- [EXERCISE]: In the entries below, every line with the string "promotionnels" is to be reported.

- [STUDY MATERIAL]:
════

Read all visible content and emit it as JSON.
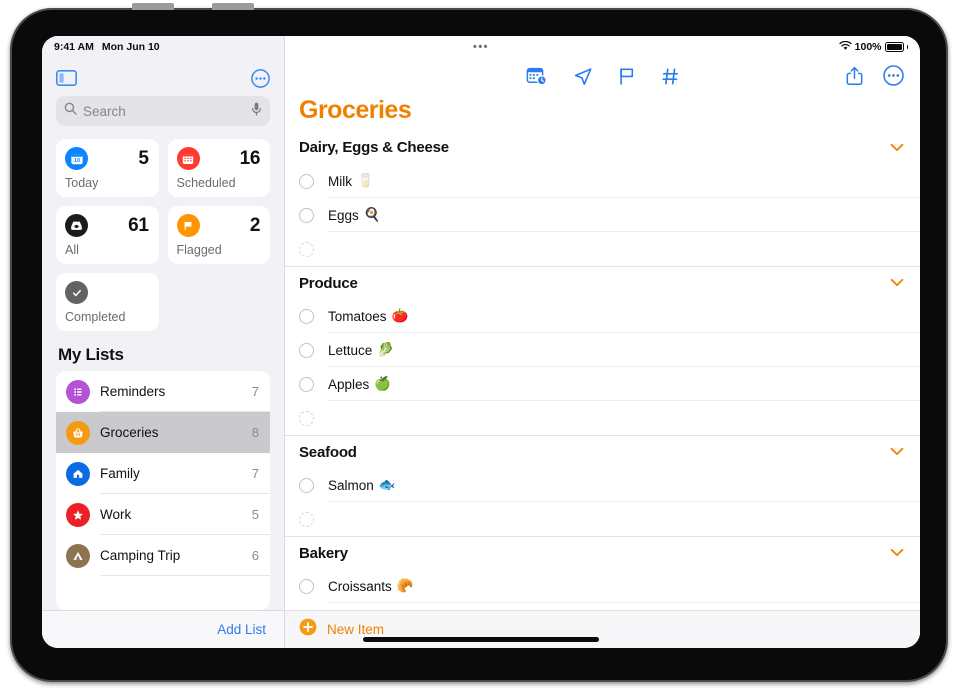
{
  "status_bar": {
    "time": "9:41 AM",
    "date": "Mon Jun 10",
    "dots": "•••",
    "battery_percent": "100%",
    "wifi_icon": "wifi-icon",
    "battery_icon": "battery-full-icon"
  },
  "sidebar": {
    "toggle_icon": "sidebar-toggle-icon",
    "more_icon": "more-circle-icon",
    "search": {
      "placeholder": "Search",
      "search_icon": "search-icon",
      "mic_icon": "microphone-icon"
    },
    "smart_lists": [
      {
        "label": "Today",
        "count": "5",
        "icon": "calendar-today-icon",
        "icon_color": "#0a84ff",
        "day_number": "10"
      },
      {
        "label": "Scheduled",
        "count": "16",
        "icon": "calendar-icon",
        "icon_color": "#ff3b30"
      },
      {
        "label": "All",
        "count": "61",
        "icon": "inbox-tray-icon",
        "icon_color": "#1c1c1e"
      },
      {
        "label": "Flagged",
        "count": "2",
        "icon": "flag-icon",
        "icon_color": "#ff9500"
      },
      {
        "label": "Completed",
        "count": "",
        "icon": "check-circle-icon",
        "icon_color": "#636366"
      }
    ],
    "my_lists_title": "My Lists",
    "lists": [
      {
        "name": "Reminders",
        "count": "7",
        "icon": "bulleted-list-icon",
        "icon_color": "#b254d4",
        "selected": false
      },
      {
        "name": "Groceries",
        "count": "8",
        "icon": "basket-icon",
        "icon_color": "#f59b12",
        "selected": true
      },
      {
        "name": "Family",
        "count": "7",
        "icon": "house-icon",
        "icon_color": "#0a6ce0",
        "selected": false
      },
      {
        "name": "Work",
        "count": "5",
        "icon": "star-icon",
        "icon_color": "#ec2027",
        "selected": false
      },
      {
        "name": "Camping Trip",
        "count": "6",
        "icon": "tent-icon",
        "icon_color": "#8d7350",
        "selected": false
      }
    ],
    "add_list_label": "Add List",
    "add_list_color": "#2b7cf0"
  },
  "main": {
    "toolbar": {
      "icons": [
        {
          "name": "calendar-clock-icon",
          "label": "Scheduled"
        },
        {
          "name": "location-arrow-icon",
          "label": "Location"
        },
        {
          "name": "flag-icon",
          "label": "Flag"
        },
        {
          "name": "hashtag-icon",
          "label": "Tags"
        }
      ],
      "share_icon": "share-icon",
      "more_icon": "more-circle-icon",
      "tint": "#2b7cf0"
    },
    "title": "Groceries",
    "title_color": "#f08100",
    "sections": [
      {
        "title": "Dairy, Eggs & Cheese",
        "chevron_icon": "chevron-down-icon",
        "items": [
          {
            "text": "Milk",
            "emoji": "🥛"
          },
          {
            "text": "Eggs",
            "emoji": "🍳"
          },
          {
            "text": "",
            "emoji": "",
            "placeholder": true
          }
        ]
      },
      {
        "title": "Produce",
        "chevron_icon": "chevron-down-icon",
        "items": [
          {
            "text": "Tomatoes",
            "emoji": "🍅"
          },
          {
            "text": "Lettuce",
            "emoji": "🥬"
          },
          {
            "text": "Apples",
            "emoji": "🍏"
          },
          {
            "text": "",
            "emoji": "",
            "placeholder": true
          }
        ]
      },
      {
        "title": "Seafood",
        "chevron_icon": "chevron-down-icon",
        "items": [
          {
            "text": "Salmon",
            "emoji": "🐟"
          },
          {
            "text": "",
            "emoji": "",
            "placeholder": true
          }
        ]
      },
      {
        "title": "Bakery",
        "chevron_icon": "chevron-down-icon",
        "items": [
          {
            "text": "Croissants",
            "emoji": "🥐"
          }
        ]
      }
    ],
    "new_item": {
      "label": "New Item",
      "plus_icon": "plus-circle-icon",
      "color": "#f08100"
    }
  }
}
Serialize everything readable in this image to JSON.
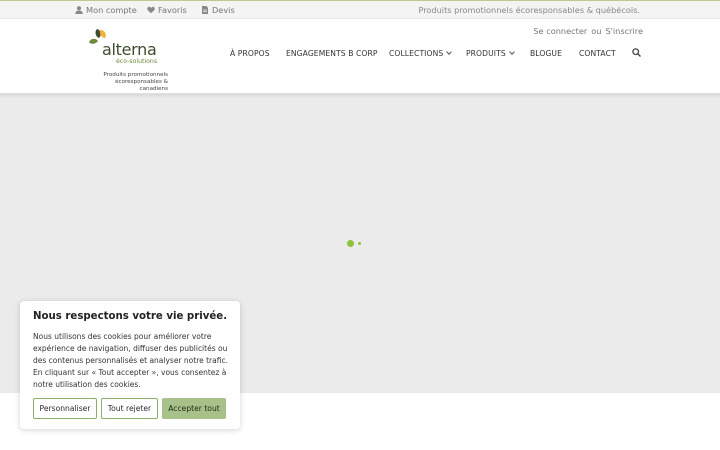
{
  "topbar": {
    "account_label": "Mon compte",
    "account_icon": "user-icon",
    "favorites_label": "Favoris",
    "favorites_icon": "heart-icon",
    "quote_label": "Devis",
    "quote_icon": "document-icon",
    "tagline": "Produits promotionnels écoresponsables & québécois."
  },
  "auth": {
    "login": "Se connecter",
    "separator": "ou",
    "register": "S'inscrire"
  },
  "logo": {
    "word": "alterna",
    "eco": "éco-solutions",
    "sub_line1": "Produits promotionnels",
    "sub_line2": "écoresponsables & canadiens"
  },
  "nav": {
    "items": [
      {
        "label": "À PROPOS",
        "has_dropdown": false
      },
      {
        "label": "ENGAGEMENTS B CORP",
        "has_dropdown": false
      },
      {
        "label": "COLLECTIONS",
        "has_dropdown": true
      },
      {
        "label": "PRODUITS",
        "has_dropdown": true
      },
      {
        "label": "BLOGUE",
        "has_dropdown": false
      },
      {
        "label": "CONTACT",
        "has_dropdown": false
      }
    ],
    "search_icon": "search-icon"
  },
  "cookie": {
    "title": "Nous respectons votre vie privée.",
    "text": "Nous utilisons des cookies pour améliorer votre expérience de navigation, diffuser des publicités ou des contenus personnalisés et analyser notre trafic. En cliquant sur « Tout accepter », vous consentez à notre utilisation des cookies.",
    "customize": "Personnaliser",
    "reject": "Tout rejeter",
    "accept": "Accepter tout"
  },
  "colors": {
    "accent": "#8fc13c",
    "button_fill": "#a8c08a",
    "hero_bg": "#ebebeb"
  }
}
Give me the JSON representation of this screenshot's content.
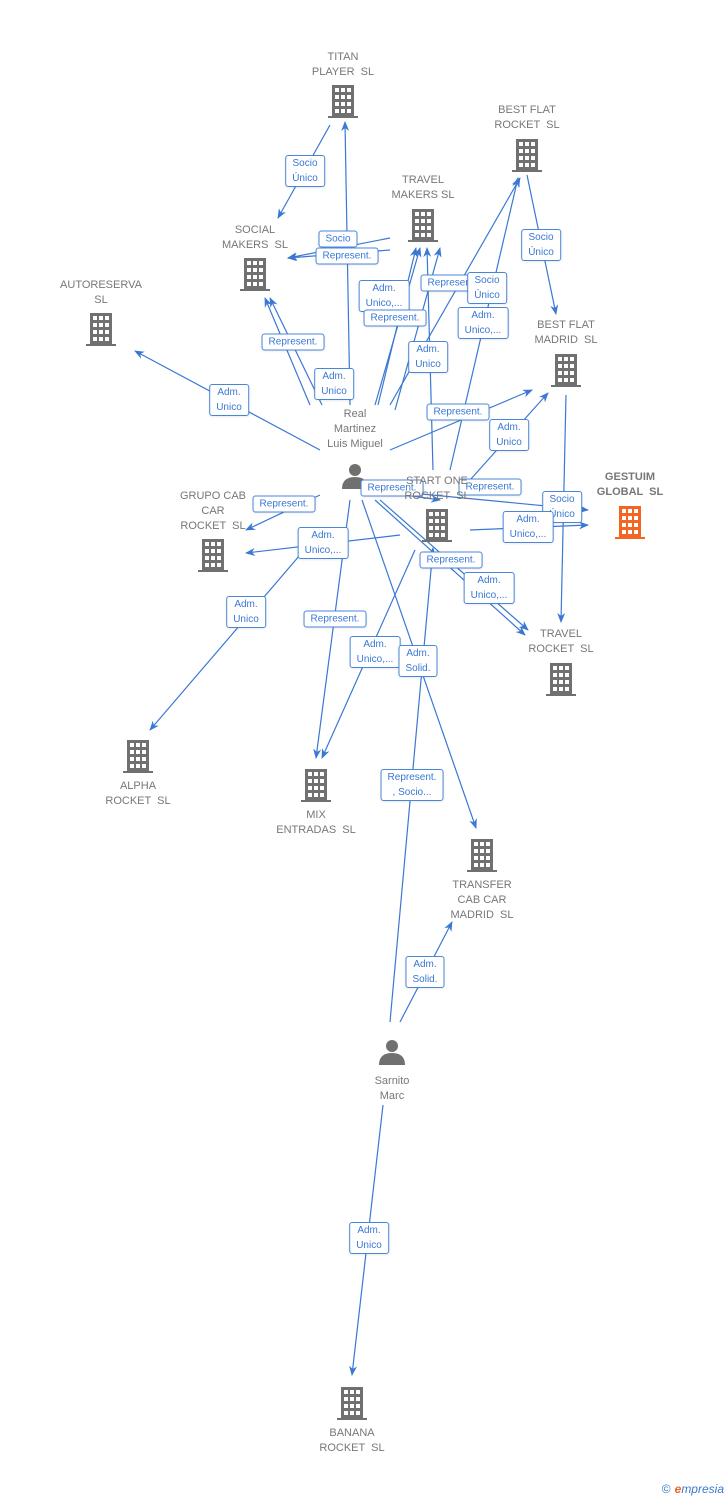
{
  "colors": {
    "edge": "#3a78d4",
    "company": "#707070",
    "highlight": "#f26522",
    "person": "#707070"
  },
  "nodes": [
    {
      "id": "titan",
      "type": "company",
      "label": "TITAN\nPLAYER  SL"
    },
    {
      "id": "bfr",
      "type": "company",
      "label": "BEST FLAT\nROCKET  SL"
    },
    {
      "id": "tm",
      "type": "company",
      "label": "TRAVEL\nMAKERS SL"
    },
    {
      "id": "social",
      "type": "company",
      "label": "SOCIAL\nMAKERS  SL"
    },
    {
      "id": "auto",
      "type": "company",
      "label": "AUTORESERVA\nSL"
    },
    {
      "id": "bfm",
      "type": "company",
      "label": "BEST FLAT\nMADRID  SL"
    },
    {
      "id": "real",
      "type": "person",
      "label": "Real\nMartinez\nLuis Miguel"
    },
    {
      "id": "start",
      "type": "company",
      "label": "START ONE\nROCKET  SL"
    },
    {
      "id": "gestuim",
      "type": "company",
      "main": true,
      "label": "GESTUIM\nGLOBAL  SL"
    },
    {
      "id": "grupo",
      "type": "company",
      "label": "GRUPO CAB\nCAR\nROCKET  SL"
    },
    {
      "id": "tr",
      "type": "company",
      "label": "TRAVEL\nROCKET  SL"
    },
    {
      "id": "alpha",
      "type": "company",
      "label": "ALPHA\nROCKET  SL"
    },
    {
      "id": "mix",
      "type": "company",
      "label": "MIX\nENTRADAS  SL"
    },
    {
      "id": "transfer",
      "type": "company",
      "label": "TRANSFER\nCAB CAR\nMADRID  SL"
    },
    {
      "id": "sarnito",
      "type": "person",
      "label": "Sarnito\nMarc"
    },
    {
      "id": "banana",
      "type": "company",
      "label": "BANANA\nROCKET  SL"
    }
  ],
  "edges": [
    {
      "from": "titan",
      "to": "social",
      "label": "Socio\nÚnico"
    },
    {
      "from": "bfr",
      "to": "bfm",
      "label": "Socio\nÚnico"
    },
    {
      "from": "tm",
      "to": "social",
      "label": "Socio"
    },
    {
      "from": "tm",
      "to": "social",
      "label": "Represent."
    },
    {
      "from": "real",
      "to": "social",
      "label": "Represent."
    },
    {
      "from": "real",
      "to": "social",
      "label": "Adm.\nUnico"
    },
    {
      "from": "real",
      "to": "titan",
      "label": ""
    },
    {
      "from": "real",
      "to": "auto",
      "label": "Adm.\nUnico"
    },
    {
      "from": "real",
      "to": "tm",
      "label": "Adm.\nUnico,..."
    },
    {
      "from": "real",
      "to": "tm",
      "label": "Represent."
    },
    {
      "from": "real",
      "to": "bfr",
      "label": "Represent."
    },
    {
      "from": "real",
      "to": "tm",
      "label": "Socio\nÚnico"
    },
    {
      "from": "start",
      "to": "bfr",
      "label": "Adm.\nUnico,..."
    },
    {
      "from": "start",
      "to": "tm",
      "label": "Adm.\nUnico"
    },
    {
      "from": "real",
      "to": "bfm",
      "label": "Represent."
    },
    {
      "from": "start",
      "to": "bfm",
      "label": "Adm.\nUnico"
    },
    {
      "from": "real",
      "to": "start",
      "label": "Represent."
    },
    {
      "from": "real",
      "to": "gestuim",
      "label": "Represent."
    },
    {
      "from": "bfm",
      "to": "tr",
      "label": "Socio\nÚnico"
    },
    {
      "from": "start",
      "to": "gestuim",
      "label": "Adm.\nUnico,..."
    },
    {
      "from": "real",
      "to": "grupo",
      "label": "Represent."
    },
    {
      "from": "start",
      "to": "grupo",
      "label": "Adm.\nUnico,..."
    },
    {
      "from": "real",
      "to": "alpha",
      "label": "Adm.\nUnico"
    },
    {
      "from": "real",
      "to": "tr",
      "label": "Represent."
    },
    {
      "from": "real",
      "to": "tr",
      "label": "Adm.\nUnico,..."
    },
    {
      "from": "real",
      "to": "mix",
      "label": "Represent."
    },
    {
      "from": "start",
      "to": "mix",
      "label": "Adm.\nUnico,..."
    },
    {
      "from": "real",
      "to": "transfer",
      "label": "Adm.\nSolid."
    },
    {
      "from": "sarnito",
      "to": "start",
      "label": "Represent.\n, Socio..."
    },
    {
      "from": "sarnito",
      "to": "transfer",
      "label": "Adm.\nSolid."
    },
    {
      "from": "sarnito",
      "to": "banana",
      "label": "Adm.\nUnico"
    }
  ],
  "footer": {
    "copyright": "©",
    "brand_e": "e",
    "brand_rest": "mpresia"
  }
}
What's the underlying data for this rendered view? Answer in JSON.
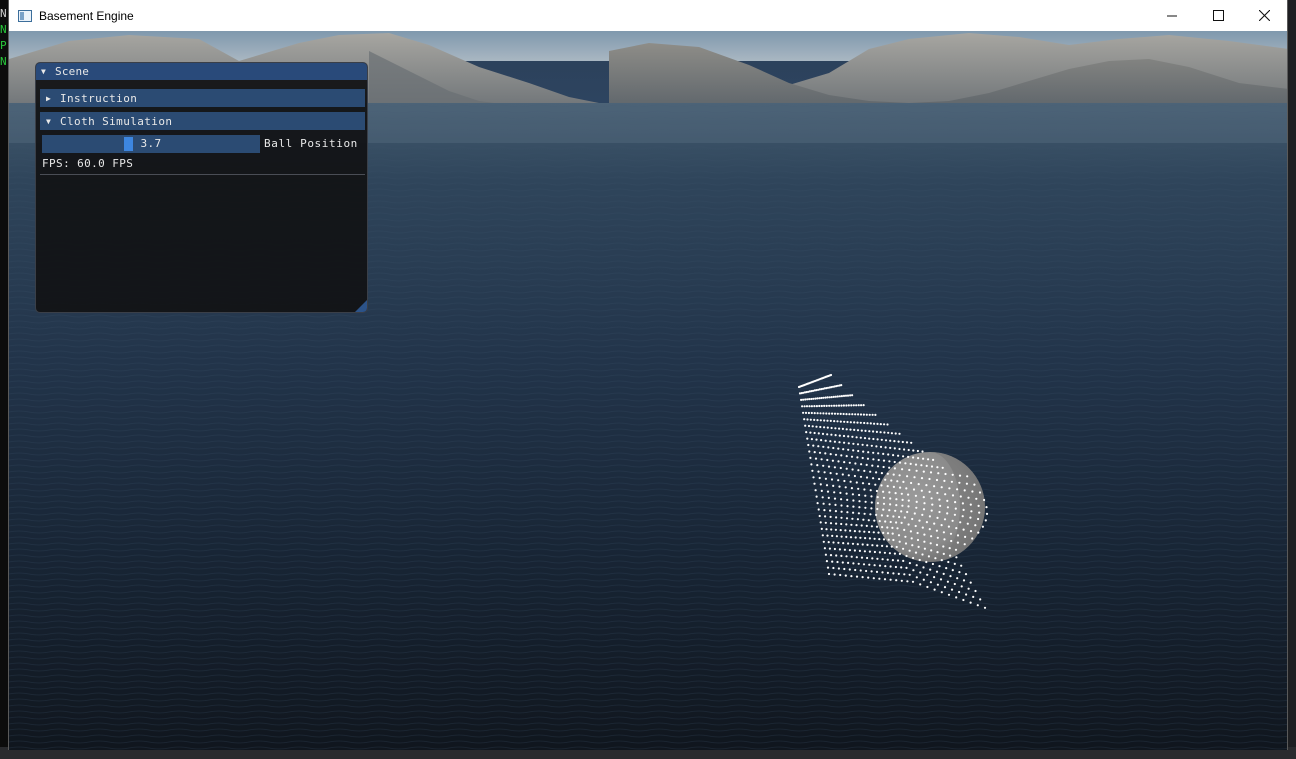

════

- [SOLUTION TO THIS TASK]:
    "tagline": "Produits promotionnels écoresponsables & québécois."
    "sub_line1": "Produits promotionnels",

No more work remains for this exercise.